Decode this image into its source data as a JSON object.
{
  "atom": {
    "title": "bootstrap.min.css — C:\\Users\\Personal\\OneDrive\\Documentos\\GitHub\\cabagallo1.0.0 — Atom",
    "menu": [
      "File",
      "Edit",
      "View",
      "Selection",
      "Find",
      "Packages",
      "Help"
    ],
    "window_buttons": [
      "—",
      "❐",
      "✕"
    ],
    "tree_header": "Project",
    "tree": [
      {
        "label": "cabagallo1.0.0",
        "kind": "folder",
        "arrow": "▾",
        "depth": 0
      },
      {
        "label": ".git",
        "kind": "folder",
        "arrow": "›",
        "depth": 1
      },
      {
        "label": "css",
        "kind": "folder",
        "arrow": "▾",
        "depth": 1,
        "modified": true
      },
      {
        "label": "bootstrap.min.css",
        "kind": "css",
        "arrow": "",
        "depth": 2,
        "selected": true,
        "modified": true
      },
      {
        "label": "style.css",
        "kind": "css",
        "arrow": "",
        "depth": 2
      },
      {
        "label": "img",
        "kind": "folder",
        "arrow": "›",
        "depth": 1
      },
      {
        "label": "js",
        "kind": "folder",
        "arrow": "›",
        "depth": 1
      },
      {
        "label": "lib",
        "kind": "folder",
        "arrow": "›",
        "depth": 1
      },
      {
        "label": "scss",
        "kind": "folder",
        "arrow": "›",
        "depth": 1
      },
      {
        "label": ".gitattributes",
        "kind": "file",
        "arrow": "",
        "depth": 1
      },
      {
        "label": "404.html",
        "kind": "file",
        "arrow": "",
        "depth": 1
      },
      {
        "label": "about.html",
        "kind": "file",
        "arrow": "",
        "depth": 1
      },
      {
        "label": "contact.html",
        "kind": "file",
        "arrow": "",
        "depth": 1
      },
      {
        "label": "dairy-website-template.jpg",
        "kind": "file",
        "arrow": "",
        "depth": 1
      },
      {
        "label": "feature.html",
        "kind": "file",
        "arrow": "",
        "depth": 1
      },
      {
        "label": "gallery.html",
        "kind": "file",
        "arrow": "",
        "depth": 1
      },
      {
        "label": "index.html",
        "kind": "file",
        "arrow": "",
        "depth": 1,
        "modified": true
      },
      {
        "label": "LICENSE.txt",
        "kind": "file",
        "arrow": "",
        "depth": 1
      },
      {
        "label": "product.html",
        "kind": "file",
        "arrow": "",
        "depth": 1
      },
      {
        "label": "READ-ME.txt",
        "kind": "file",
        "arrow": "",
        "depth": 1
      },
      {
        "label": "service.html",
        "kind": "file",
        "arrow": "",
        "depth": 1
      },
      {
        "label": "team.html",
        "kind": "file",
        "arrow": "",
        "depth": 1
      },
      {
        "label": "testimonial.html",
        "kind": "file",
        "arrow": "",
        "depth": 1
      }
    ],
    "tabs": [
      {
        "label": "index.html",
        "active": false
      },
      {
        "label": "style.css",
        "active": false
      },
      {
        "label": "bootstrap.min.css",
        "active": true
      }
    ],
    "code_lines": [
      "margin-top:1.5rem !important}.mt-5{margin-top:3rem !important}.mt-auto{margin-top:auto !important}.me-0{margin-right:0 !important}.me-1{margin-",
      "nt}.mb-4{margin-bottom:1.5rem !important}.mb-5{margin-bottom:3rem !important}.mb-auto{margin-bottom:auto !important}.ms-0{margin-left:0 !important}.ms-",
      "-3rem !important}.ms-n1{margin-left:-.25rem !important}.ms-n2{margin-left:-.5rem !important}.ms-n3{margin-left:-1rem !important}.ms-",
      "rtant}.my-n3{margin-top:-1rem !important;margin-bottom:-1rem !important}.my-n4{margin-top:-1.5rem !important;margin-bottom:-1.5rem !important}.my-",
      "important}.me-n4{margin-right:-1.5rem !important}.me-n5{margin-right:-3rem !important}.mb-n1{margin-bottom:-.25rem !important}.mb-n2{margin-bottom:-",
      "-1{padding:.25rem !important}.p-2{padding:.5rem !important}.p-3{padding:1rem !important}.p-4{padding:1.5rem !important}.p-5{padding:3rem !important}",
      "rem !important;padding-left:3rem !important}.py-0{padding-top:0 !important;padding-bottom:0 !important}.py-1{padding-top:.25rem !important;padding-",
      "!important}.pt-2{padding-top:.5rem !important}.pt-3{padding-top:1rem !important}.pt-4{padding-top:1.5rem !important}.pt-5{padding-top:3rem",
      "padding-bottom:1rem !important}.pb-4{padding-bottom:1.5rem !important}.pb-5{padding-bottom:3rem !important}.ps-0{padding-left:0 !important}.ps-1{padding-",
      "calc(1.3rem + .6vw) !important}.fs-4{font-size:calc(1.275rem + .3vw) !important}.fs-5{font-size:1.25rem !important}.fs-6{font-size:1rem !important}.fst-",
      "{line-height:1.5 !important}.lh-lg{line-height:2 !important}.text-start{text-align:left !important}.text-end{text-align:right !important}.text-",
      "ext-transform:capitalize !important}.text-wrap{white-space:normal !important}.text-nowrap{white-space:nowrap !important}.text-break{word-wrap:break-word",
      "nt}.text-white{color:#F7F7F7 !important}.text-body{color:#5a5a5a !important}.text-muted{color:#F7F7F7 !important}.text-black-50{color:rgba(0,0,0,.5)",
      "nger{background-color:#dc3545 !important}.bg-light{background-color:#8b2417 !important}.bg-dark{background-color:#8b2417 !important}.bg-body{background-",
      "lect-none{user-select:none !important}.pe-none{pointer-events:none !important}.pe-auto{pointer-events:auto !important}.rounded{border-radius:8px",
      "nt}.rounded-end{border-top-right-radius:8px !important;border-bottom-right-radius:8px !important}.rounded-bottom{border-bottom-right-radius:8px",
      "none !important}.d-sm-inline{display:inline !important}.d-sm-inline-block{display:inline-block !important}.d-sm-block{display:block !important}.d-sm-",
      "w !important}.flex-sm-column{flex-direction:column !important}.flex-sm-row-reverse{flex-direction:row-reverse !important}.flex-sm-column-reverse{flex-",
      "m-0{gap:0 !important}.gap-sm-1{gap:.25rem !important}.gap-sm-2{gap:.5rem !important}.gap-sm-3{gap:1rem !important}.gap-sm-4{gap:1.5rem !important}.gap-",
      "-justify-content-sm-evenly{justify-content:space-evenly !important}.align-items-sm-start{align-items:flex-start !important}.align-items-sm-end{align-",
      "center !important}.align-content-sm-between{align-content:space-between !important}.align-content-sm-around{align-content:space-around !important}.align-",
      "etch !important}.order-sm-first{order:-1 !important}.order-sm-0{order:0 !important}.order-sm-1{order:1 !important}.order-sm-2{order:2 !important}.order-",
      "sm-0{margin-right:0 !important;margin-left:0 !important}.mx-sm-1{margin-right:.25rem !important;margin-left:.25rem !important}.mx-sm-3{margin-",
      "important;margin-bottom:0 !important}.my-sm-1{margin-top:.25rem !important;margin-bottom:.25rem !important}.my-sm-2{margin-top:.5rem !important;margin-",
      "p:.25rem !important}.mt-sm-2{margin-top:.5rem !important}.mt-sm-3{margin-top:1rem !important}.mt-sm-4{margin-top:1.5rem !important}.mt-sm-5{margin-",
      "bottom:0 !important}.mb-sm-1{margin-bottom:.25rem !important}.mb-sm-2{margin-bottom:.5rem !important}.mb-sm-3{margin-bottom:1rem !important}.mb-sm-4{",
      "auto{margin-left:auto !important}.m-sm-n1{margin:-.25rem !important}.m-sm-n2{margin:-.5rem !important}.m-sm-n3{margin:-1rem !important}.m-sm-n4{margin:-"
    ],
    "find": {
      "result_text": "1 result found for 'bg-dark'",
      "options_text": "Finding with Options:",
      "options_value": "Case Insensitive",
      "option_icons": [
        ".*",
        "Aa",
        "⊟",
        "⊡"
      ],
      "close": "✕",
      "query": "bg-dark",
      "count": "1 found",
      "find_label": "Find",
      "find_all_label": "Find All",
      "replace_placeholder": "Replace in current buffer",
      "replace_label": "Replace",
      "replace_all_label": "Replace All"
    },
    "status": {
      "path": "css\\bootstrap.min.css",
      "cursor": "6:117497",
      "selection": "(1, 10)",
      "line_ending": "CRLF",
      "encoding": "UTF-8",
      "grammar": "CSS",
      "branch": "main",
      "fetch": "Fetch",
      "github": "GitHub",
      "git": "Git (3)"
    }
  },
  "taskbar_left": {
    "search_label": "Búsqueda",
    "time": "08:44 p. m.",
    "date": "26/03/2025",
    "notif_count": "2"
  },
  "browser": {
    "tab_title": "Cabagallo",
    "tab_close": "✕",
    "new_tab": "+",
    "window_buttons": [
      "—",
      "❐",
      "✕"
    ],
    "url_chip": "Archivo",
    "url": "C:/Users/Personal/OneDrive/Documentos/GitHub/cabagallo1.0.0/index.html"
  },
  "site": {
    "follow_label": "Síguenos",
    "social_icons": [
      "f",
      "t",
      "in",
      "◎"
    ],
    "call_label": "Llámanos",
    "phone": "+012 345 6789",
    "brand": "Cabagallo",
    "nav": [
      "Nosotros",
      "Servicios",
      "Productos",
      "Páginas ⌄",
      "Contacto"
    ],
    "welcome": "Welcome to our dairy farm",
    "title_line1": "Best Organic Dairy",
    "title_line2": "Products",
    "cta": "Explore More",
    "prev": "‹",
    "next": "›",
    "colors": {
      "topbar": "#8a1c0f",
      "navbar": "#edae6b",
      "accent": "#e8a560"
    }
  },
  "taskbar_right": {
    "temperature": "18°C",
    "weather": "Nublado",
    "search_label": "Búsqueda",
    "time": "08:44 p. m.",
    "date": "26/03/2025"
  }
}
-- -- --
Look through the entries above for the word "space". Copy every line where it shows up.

* _ANSWER TO THE EXERCISE_:
      "ext-transform:capitalize !important}.text-wrap{white-space:normal !important}.text-nowrap{white-space:nowrap !important}.text-break{word-wrap:break-word",
      "-justify-content-sm-evenly{justify-content:space-evenly !important}.align-items-sm-start{align-items:flex-start !important}.align-items-sm-end{align-",
      "center !important}.align-content-sm-between{align-content:space-between !important}.align-content-sm-around{align-content:space-around !important}.align-",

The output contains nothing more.